It was a sky of grey slate which the ravens perforated that morning. They sat on the branch of the great tree, and every morning it was the same question.
–”Papa, when shall I have one of the black birds?”
–”You can never have one Millie, my silly, they are wild things and will snatch out your eye! Just like this!”
–”Haha! No Papa! Leave me alone!”
From over her father’s shoulder, moving further away and bobbing, Millie always saw the ravens sitting on the tree.

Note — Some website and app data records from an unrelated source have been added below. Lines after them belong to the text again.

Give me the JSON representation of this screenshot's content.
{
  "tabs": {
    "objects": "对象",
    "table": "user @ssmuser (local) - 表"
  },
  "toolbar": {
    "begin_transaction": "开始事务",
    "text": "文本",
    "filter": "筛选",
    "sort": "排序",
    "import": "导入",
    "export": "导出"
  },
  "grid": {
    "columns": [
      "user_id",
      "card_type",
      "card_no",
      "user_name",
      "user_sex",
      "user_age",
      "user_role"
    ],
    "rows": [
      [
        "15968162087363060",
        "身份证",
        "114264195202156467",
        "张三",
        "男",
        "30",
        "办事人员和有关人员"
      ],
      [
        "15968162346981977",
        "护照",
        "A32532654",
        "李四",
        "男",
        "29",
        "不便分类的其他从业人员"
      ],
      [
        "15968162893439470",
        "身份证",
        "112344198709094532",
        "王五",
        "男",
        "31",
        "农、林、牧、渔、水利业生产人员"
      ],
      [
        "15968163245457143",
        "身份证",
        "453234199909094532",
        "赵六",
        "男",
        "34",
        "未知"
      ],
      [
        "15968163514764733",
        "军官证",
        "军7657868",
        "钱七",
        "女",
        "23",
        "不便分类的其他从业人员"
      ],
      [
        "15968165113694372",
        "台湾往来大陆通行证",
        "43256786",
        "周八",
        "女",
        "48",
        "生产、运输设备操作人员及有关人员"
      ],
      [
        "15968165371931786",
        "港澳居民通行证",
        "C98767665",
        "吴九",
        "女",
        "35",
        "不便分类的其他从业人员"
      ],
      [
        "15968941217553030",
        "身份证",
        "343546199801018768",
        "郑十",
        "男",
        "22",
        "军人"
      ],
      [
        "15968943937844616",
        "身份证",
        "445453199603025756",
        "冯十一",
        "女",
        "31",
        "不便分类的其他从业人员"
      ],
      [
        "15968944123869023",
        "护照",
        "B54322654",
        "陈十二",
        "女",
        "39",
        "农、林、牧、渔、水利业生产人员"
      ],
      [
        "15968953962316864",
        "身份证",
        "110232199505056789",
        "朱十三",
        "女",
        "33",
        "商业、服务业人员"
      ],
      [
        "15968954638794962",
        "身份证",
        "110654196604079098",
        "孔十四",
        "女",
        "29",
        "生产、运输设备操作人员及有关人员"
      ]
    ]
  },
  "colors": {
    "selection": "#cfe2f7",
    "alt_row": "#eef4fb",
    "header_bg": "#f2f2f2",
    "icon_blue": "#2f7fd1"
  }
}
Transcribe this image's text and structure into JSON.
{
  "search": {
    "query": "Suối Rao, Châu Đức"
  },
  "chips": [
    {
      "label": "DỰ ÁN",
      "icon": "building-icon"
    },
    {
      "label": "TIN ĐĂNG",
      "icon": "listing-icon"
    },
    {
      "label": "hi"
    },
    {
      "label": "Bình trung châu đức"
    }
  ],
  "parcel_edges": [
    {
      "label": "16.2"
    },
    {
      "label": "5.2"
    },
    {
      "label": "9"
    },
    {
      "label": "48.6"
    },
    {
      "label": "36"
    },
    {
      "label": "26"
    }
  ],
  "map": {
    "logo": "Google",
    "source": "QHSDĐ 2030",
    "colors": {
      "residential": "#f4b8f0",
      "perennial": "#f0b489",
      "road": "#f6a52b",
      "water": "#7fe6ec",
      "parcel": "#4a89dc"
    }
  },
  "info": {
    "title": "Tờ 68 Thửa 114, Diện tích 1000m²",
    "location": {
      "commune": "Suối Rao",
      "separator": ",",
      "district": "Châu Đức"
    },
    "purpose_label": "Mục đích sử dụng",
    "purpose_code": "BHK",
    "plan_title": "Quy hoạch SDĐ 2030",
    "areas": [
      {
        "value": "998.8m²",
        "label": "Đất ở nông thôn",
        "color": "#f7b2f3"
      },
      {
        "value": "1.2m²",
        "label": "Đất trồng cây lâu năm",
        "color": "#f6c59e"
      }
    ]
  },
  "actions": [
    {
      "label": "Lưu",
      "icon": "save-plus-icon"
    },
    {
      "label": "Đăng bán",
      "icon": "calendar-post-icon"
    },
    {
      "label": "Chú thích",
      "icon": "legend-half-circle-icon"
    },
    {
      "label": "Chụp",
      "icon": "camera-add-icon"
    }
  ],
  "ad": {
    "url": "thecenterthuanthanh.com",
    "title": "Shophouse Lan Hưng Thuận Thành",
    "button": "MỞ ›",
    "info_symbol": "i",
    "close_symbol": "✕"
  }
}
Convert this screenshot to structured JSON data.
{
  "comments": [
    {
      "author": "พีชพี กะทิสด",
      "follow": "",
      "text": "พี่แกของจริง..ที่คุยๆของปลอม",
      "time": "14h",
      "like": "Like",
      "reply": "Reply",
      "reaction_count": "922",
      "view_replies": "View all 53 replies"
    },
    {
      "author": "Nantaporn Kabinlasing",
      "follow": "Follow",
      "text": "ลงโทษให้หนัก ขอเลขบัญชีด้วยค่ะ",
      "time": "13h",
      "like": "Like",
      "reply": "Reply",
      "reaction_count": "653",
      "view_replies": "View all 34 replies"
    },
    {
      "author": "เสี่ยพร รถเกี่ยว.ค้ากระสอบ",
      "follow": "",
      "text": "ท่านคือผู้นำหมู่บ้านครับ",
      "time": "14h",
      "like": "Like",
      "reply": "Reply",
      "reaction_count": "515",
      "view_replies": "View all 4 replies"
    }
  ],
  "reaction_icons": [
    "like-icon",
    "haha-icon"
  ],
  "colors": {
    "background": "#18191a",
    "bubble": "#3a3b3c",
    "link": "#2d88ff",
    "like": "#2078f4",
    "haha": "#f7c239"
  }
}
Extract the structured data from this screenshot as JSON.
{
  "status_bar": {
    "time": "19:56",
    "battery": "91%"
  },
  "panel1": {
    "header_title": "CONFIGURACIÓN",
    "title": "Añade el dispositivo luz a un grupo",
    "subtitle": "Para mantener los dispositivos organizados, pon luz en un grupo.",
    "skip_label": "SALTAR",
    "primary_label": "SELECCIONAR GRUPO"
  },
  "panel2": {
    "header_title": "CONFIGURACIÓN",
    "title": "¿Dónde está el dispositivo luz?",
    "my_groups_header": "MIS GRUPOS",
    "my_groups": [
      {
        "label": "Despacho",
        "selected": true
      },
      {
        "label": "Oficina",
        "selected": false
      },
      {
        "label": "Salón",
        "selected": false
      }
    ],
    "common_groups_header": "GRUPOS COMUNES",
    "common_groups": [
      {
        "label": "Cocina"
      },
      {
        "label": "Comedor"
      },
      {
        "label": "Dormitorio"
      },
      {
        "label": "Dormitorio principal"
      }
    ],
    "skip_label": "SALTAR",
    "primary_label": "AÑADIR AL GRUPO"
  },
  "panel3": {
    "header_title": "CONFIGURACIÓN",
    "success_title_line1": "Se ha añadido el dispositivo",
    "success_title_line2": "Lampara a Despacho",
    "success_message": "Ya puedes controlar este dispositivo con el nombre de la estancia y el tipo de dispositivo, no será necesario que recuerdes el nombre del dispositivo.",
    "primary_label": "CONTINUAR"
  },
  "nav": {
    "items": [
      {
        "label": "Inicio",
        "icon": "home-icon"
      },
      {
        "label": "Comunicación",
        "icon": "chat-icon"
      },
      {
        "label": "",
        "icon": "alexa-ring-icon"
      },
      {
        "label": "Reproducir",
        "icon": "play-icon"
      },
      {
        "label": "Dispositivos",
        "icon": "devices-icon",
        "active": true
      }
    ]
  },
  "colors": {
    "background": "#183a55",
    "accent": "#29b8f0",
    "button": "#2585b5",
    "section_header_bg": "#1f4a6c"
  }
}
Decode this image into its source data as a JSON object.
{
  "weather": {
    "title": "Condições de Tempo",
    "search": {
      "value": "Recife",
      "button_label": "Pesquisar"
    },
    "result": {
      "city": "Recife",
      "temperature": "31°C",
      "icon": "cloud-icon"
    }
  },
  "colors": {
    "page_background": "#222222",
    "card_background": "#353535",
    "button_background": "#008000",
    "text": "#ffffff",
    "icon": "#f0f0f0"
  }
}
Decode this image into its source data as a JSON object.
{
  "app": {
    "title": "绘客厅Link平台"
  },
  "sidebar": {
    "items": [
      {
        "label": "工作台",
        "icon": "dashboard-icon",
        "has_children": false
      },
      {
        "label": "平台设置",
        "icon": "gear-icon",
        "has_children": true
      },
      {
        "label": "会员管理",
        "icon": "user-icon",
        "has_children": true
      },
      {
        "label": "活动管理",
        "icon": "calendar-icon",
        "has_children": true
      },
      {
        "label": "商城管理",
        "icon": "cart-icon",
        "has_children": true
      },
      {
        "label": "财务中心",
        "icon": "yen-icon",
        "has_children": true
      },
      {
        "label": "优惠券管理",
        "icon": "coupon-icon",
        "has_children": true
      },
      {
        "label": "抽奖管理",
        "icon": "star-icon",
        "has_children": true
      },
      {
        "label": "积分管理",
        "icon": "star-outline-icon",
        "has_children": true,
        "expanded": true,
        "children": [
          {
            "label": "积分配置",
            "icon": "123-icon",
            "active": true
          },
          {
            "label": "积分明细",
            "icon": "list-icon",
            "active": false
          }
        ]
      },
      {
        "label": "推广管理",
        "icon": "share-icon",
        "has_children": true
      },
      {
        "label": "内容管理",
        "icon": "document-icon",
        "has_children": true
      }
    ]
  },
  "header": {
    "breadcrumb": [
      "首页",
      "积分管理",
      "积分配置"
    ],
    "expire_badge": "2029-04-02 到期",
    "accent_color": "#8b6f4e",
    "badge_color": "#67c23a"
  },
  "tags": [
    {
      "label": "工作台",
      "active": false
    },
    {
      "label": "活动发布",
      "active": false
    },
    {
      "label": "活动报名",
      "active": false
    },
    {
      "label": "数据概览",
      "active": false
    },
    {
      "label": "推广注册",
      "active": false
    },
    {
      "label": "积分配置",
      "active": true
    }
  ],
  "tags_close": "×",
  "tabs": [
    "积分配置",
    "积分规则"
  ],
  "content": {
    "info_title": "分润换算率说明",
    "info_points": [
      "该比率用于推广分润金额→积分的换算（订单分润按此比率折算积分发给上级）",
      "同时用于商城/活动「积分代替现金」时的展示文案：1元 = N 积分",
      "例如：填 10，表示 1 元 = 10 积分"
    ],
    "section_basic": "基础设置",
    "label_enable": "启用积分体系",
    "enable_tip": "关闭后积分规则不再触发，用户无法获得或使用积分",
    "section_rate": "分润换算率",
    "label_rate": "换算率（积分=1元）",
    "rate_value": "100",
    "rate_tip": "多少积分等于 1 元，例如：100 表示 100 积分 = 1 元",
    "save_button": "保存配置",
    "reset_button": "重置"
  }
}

On a morning much like the one she remembered, she woke up to another dreary day, but at least, even after all these years, the ravens remained. At five in the morning, her bonneted ladies strapped her into a corset and pinned her hair, rolled up her stockings and laced her boots, while the lord of the house moaned for his physician. She snatched her father’s old black bag and huffed down the dingy halls. “Silly-Millie, silly me, the Lord can no longer afford a man so he hires a woman to prod his gout and examine his urine!”
“What took you so long? Ohh! Ohhhh! Serves me right for trusting a woman with my health!”. Having assured him that his leg would not drop off and his sanity last the day, Millie took to the front gardens where their grey light offered the ravens to her view. There was only Kit, the stable man’s son, throwing stones at the birds. Rather than flit about in fear, they preferred to rasp back with pride. At first she wanted to scold the boy, but stopped herself. She secretly wished that he would knock one down out of its tree, and so he did–it fell dead and ruffled, lacking the grace she had always known them to have.
Without thinking Millie picked up the dead thing, shoved it under her coat and ran breathless to her hovel of a laboratory under the house. For some time she had been working with frogs and mice and any minor specimens that a certain strange physician had cast off his shopping list: she had attended some of his lectures about the body and electrical currents, how it jolted the nerves back to life in experiments which were still in their infancy. He was considered a crank, and she a woman.
But finally, she had the subject she really wanted to jolt back to life, to possess!
There was no breath left in the pitch black body. She cleaned the eye socket where the boy’s tossed gravel had struck the poor thing as precise and rending as gunpowder, and then she hooked it up to the voltage machines of her own design. Millie had no faith in the raven, in the strange physician or herself, and yet she did! She started it up and watched. But as the beautiful creature convulsed she was struck with a sudden horror which made her cry out in confusion. Her finger jabbed out at the switch so that the currents died and she ran away with tears and a pounding heart.
That night a forgetfulness came upon her as her bonneted ladies undressed her and slipped the pillow under her head, though she knew in her heart that she would still look to the ravens in the morning. She heard a sharp tapping. It didn’t sound like the branch in the wind. Her eyes opened, and there it stood, proud and pomp-chested, the black one-eyed bird behind the window! He was hers!